It's not that Golfview wasn't lovely in its day.

Michael D. Lebedecker, a lawyer and resident, said: "We have a little tiny town hall with a steeple. Lots of trees. Everybody in the town has a job; the former mayor was the veterinarian who lives across the street from me. They put me in charge of zoning variances -- probably because I built a big wooden shed behind my house."

Golfview does not have a school system (Palm Beach County runs the area's public school system), but it does get a share of county taxes and can apply for federal matching funds.

The town's business is carried out by Mayor John Socht, a Golfview resident, and Town Manager Turney, who isn't. Turney's administrative assistant, Tina Porter, described the village as "very pretty," although it has no ocean frontage. "Golfview is run just like any town, only smaller," she said.

Reporters from the Miami Herald and the Palm Beach Post went to Golfview's birthday party and quoted nostalgic remarks by people who said it was a shame that the town may not celebrate another anniversary.

But Lebedecker says that "actually the town is very happy to see it happen because we're all going to get a lot of money."

The amount each homeowner will receive depends on the square footage of his lot as well as overall property values, which range from $60,000 to $300,000, Turney said.

The average homeowner's property is worth about $100,000 by itself, but Turney said he expects that such a property will yield about $300,000 as part of a sale of the whole town.

Lebedecker, a retired U.S. Navy officer who holds a law degree from Catholic University, moved to Golfview from Springfield, Va. From his law offices in West Palm Beach, he explained how the town went about its plans:

"About two years ago, at a town meeting, a nonprofit corporation was formed by all the town residents, empowered to sell the town. When a contract is signed, the town council will revote to rezone it commercial, and then the money realized from the sale will be split up on a very interesting basis:

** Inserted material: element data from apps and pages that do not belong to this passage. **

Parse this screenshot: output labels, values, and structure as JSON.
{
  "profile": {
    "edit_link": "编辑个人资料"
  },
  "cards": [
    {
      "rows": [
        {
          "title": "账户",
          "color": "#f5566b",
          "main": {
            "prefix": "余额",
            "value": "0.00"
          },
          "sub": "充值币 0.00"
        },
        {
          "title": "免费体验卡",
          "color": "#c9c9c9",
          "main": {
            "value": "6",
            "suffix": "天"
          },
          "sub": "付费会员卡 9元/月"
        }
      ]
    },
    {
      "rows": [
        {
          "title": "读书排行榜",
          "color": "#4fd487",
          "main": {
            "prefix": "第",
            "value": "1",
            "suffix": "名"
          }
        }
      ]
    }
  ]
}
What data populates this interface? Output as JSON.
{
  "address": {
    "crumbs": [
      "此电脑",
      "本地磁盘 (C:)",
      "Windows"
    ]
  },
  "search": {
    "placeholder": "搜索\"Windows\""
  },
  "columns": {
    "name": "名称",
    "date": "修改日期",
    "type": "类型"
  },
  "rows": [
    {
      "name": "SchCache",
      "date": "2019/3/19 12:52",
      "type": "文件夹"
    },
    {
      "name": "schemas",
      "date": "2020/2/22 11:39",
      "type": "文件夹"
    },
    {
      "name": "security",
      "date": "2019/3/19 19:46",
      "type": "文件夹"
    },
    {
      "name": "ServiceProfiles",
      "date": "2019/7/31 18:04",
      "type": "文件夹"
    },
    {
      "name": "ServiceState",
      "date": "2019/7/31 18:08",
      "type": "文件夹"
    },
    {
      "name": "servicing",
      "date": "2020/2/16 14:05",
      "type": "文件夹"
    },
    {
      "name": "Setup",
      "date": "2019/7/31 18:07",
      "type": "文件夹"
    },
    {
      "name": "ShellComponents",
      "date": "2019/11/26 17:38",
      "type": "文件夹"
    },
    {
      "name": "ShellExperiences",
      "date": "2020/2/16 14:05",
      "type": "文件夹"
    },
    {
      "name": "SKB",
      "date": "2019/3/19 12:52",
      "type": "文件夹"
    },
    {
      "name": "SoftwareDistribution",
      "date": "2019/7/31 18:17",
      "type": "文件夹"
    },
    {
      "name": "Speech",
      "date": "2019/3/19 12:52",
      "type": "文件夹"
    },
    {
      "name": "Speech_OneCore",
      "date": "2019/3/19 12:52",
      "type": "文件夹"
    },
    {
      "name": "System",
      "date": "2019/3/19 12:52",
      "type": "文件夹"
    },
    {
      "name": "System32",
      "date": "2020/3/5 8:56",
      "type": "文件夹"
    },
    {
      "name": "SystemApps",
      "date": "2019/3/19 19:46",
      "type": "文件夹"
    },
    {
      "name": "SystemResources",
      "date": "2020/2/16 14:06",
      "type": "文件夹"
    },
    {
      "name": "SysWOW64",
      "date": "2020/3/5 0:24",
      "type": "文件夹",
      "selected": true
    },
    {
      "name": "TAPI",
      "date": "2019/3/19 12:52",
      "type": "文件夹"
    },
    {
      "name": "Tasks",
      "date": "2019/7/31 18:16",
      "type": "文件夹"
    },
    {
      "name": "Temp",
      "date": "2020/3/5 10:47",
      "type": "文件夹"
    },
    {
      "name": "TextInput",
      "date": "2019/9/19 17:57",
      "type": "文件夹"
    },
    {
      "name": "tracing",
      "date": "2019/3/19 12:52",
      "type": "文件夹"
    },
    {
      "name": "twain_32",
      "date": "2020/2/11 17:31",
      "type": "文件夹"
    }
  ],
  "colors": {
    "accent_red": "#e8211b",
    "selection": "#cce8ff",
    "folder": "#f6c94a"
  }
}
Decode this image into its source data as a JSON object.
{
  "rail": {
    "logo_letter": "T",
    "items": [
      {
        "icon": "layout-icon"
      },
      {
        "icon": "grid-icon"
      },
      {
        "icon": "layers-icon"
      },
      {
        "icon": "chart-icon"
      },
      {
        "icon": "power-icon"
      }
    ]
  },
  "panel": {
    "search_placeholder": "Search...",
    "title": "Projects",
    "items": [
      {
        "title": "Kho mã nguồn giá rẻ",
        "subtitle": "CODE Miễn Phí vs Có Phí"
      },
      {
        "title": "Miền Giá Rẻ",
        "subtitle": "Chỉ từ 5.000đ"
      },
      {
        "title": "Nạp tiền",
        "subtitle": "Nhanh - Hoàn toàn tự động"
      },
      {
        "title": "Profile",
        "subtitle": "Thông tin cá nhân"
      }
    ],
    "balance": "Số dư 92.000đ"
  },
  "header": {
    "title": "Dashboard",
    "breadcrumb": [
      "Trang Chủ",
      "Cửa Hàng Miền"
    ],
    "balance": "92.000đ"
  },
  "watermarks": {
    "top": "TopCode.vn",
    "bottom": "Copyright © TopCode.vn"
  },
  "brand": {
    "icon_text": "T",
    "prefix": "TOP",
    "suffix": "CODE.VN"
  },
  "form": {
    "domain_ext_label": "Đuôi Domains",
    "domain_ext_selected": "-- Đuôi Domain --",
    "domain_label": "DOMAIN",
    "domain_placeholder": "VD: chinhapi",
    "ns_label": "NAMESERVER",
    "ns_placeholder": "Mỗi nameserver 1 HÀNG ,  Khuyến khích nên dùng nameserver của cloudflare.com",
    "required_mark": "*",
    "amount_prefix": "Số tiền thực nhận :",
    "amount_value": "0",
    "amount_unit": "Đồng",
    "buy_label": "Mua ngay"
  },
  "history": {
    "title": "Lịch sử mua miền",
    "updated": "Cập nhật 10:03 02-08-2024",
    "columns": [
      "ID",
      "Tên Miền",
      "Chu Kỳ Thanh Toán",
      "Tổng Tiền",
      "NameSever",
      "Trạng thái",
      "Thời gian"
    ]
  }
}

"In order to protect a person with a large lot with a relatively inexpensive house on it, as compared to someone with an expensive house on a small lot, each homeowner will get a certain amount per square foot as determined by selling price plus twice the assessed value of the improvements. That formula will determine what share of the selling price each owner gets. An independent appraiser appraised the whole town at the same time.

"Additionally, each property owner signed an agreement submitting their property to this plan. This is a covenant that goes with the deed and is then recorded in public records, covenants that run with the property {for seven years}."

Lebedecker said that officers of the corporation are empowered to go out and find a buyer and that any buyer must agree to deal only through that corporation. "The exception," Lebedecker said, "is Robert Brockway, who is a trustee for his mother's property, part of which is presently commercial, with a little gas station and so forth. To safeguard the trust, that property might be negotiated separately."

Golfview is revising its land-use plan, required under Florida law, so that it can arrange the sale as commercial property.

"Right now, the land-use plan says it's going to be residential," Turney said. "Now the land-use plan is being revised to allow residential areas to convert to nonresidential use." That would occur only when the town is sold.

"Every morning I wake up and think, 'Today might be the day I'll be rich,' " said Lebedecker.

But he also believes the town is not "being marketed aggressively. There are no major buyers in Florida. We need the Japanese or an Arab to come in and buy the town -- they are investing in real estate. The big investors are in Boston or New York or Washington or overseas."

Turney, who has served as Golfview town manager for about five years, observed: "All in all, it's a relatively tight-knit community. In a sense, it's kind of a shame that this municipality is considered ancient already. Right now it's still a nice place to live, if it weren't for the noise."